San Francisco 49ers head coach Kyle Shanahan is considered an offensive genius. Even with an array of injuries last season, including a season-ending ACL tear suffered by starting quarterback Jimmy Garoppolo, Shanahan's offense still managed to gain 5,769 all-purpose yards -- a number which put the team right in the middle of the pack among offenses last season.

Despite that, however, the Niners finished with the league's worst red-zone scoring offense, registering a touchdown in this area just over 41 percent of the time.

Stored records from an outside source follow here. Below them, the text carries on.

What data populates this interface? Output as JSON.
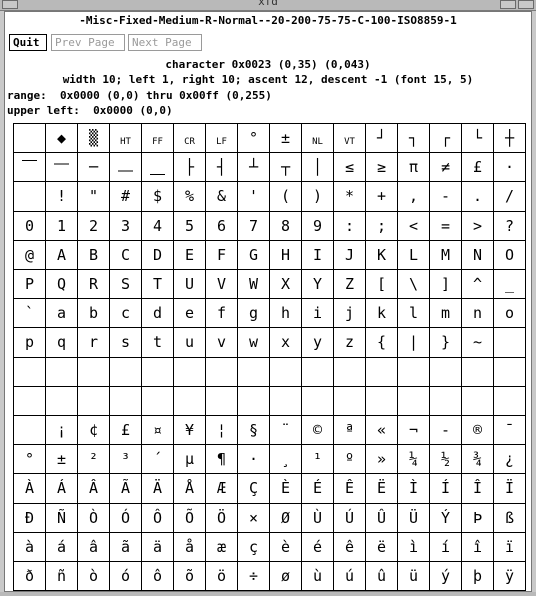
{
  "window": {
    "title": "xfd"
  },
  "font_name": "-Misc-Fixed-Medium-R-Normal--20-200-75-75-C-100-ISO8859-1",
  "buttons": {
    "quit": "Quit",
    "prev": "Prev Page",
    "next": "Next Page"
  },
  "info": {
    "character": "character 0x0023 (0,35) (0,043)",
    "metrics": "width 10; left 1, right 10; ascent 12, descent -1 (font 15, 5)",
    "range": "range:  0x0000 (0,0) thru 0x00ff (0,255)",
    "upper_left": "upper left:  0x0000 (0,0)"
  },
  "grid": {
    "rows": [
      [
        "",
        "◆",
        "▒",
        "HT",
        "FF",
        "CR",
        "LF",
        "°",
        "±",
        "NL",
        "VT",
        "┘",
        "┐",
        "┌",
        "└",
        "┼"
      ],
      [
        "⎺",
        "⎻",
        "─",
        "⎼",
        "⎽",
        "├",
        "┤",
        "┴",
        "┬",
        "│",
        "≤",
        "≥",
        "π",
        "≠",
        "£",
        "·"
      ],
      [
        "",
        "!",
        "\"",
        "#",
        "$",
        "%",
        "&",
        "'",
        "(",
        ")",
        "*",
        "+",
        ",",
        "-",
        ".",
        "/"
      ],
      [
        "0",
        "1",
        "2",
        "3",
        "4",
        "5",
        "6",
        "7",
        "8",
        "9",
        ":",
        ";",
        "<",
        "=",
        ">",
        "?"
      ],
      [
        "@",
        "A",
        "B",
        "C",
        "D",
        "E",
        "F",
        "G",
        "H",
        "I",
        "J",
        "K",
        "L",
        "M",
        "N",
        "O"
      ],
      [
        "P",
        "Q",
        "R",
        "S",
        "T",
        "U",
        "V",
        "W",
        "X",
        "Y",
        "Z",
        "[",
        "\\",
        "]",
        "^",
        "_"
      ],
      [
        "`",
        "a",
        "b",
        "c",
        "d",
        "e",
        "f",
        "g",
        "h",
        "i",
        "j",
        "k",
        "l",
        "m",
        "n",
        "o"
      ],
      [
        "p",
        "q",
        "r",
        "s",
        "t",
        "u",
        "v",
        "w",
        "x",
        "y",
        "z",
        "{",
        "|",
        "}",
        "~",
        ""
      ],
      [
        "",
        "",
        "",
        "",
        "",
        "",
        "",
        "",
        "",
        "",
        "",
        "",
        "",
        "",
        "",
        ""
      ],
      [
        "",
        "",
        "",
        "",
        "",
        "",
        "",
        "",
        "",
        "",
        "",
        "",
        "",
        "",
        "",
        ""
      ],
      [
        "",
        "¡",
        "¢",
        "£",
        "¤",
        "¥",
        "¦",
        "§",
        "¨",
        "©",
        "ª",
        "«",
        "¬",
        "-",
        "®",
        "¯"
      ],
      [
        "°",
        "±",
        "²",
        "³",
        "´",
        "µ",
        "¶",
        "·",
        "¸",
        "¹",
        "º",
        "»",
        "¼",
        "½",
        "¾",
        "¿"
      ],
      [
        "À",
        "Á",
        "Â",
        "Ã",
        "Ä",
        "Å",
        "Æ",
        "Ç",
        "È",
        "É",
        "Ê",
        "Ë",
        "Ì",
        "Í",
        "Î",
        "Ï"
      ],
      [
        "Ð",
        "Ñ",
        "Ò",
        "Ó",
        "Ô",
        "Õ",
        "Ö",
        "×",
        "Ø",
        "Ù",
        "Ú",
        "Û",
        "Ü",
        "Ý",
        "Þ",
        "ß"
      ],
      [
        "à",
        "á",
        "â",
        "ã",
        "ä",
        "å",
        "æ",
        "ç",
        "è",
        "é",
        "ê",
        "ë",
        "ì",
        "í",
        "î",
        "ï"
      ],
      [
        "ð",
        "ñ",
        "ò",
        "ó",
        "ô",
        "õ",
        "ö",
        "÷",
        "ø",
        "ù",
        "ú",
        "û",
        "ü",
        "ý",
        "þ",
        "ÿ"
      ]
    ]
  }
}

There are more than a few reasons and ways to find blame. But none of that changes the fact that Shanahan and Co. will need to improve upon that number if San Francisco hopes to have a shot at making the playoffs in 2019. Yet former KNBR 680 49ers insider Brad Almquist pointed out how Shanahan has something of a history performing poorly in this area:

His two 49ers teams have finished No. 27 and No. 32 in red-zone offense. In 11 years calling NFL offenses, Shanahan's units have twice finished in the top-10 in red-zone efficiency. His best team, the 2012 Washington Redskins, finished fourth with a 61.8 percent success rate. One year later, they sunk to No. 21.

Perhaps it's a product of preference. Shanahan would rather outsmart you than overpower you. He emphasizes finesse and versatility, which is easily seen with the players he has drafted and signed in free agency throughout the past two years.

Shanahan has long avoided the preference for a big-bodied red-zone target, instead electing for shiftier receiving targets in these crucial situations.

"I don't totally see it that way that you need big guys in the red zone," Shanahan told NBC Sports Bay Area's Jennifer Lee Chan last March. "You throw a couple jump balls all year but usually that goes to guys who have the best ball skills and the coordination, not just the guys who have the highest height."

Perhaps. But it's also feasible to think Shanahan is tweaking his approach to a certain extent.

One of San Francisco's offseason acquisitions, wide receiver Jordan Matthews, looks the part of a red-zone threat. At 6-foot-3 and 215 pounds, he's automatically one of the Niners' biggest wide receivers. Sixteen of his 22 career touchdowns have come within the red zone, too.

Shanahan also noted Matthews can serve as a big slot receiver as well, which could boost those red-zone numbers when he's lined up with shorter, smaller nickel cornerbacks pressed up against the goal line.

Matthews figures to battle it out in training camp with the 49ers' leading red-zone receiver last year, Kendrick Bourne.

Adding running back Tevin Coleman during the offseason also changes things. Coleman, a dynamic pass-catching tailback, has a combined 22 red-zone touchdowns out of his 29 total. His 6-foot-1, 210-pound frame immediately makes him bigger than his other two rushing counterparts, Jerick McKinnon and Matt Breida. And Shanahan may be wise to use that physical strength to merely overpower red-zone defenses this season.

Either way, much of the Niners' successes or failures will hinge on Shanahan's ability to convert those red-zone appearances into six points instead of three.
  • Peter Panacy
  • Written by:
    Peter Panacy has been writing about the 49ers since 2011 for outlets like Bleacher Report, Niner Noise, 49ers Webzone, and is occasionally heard as a guest on San Francisco's 95.7 FM The Game and the Niners' flagship station, KNBR 680. Feel free to follow him, or direct any inquiries to his Twitter account.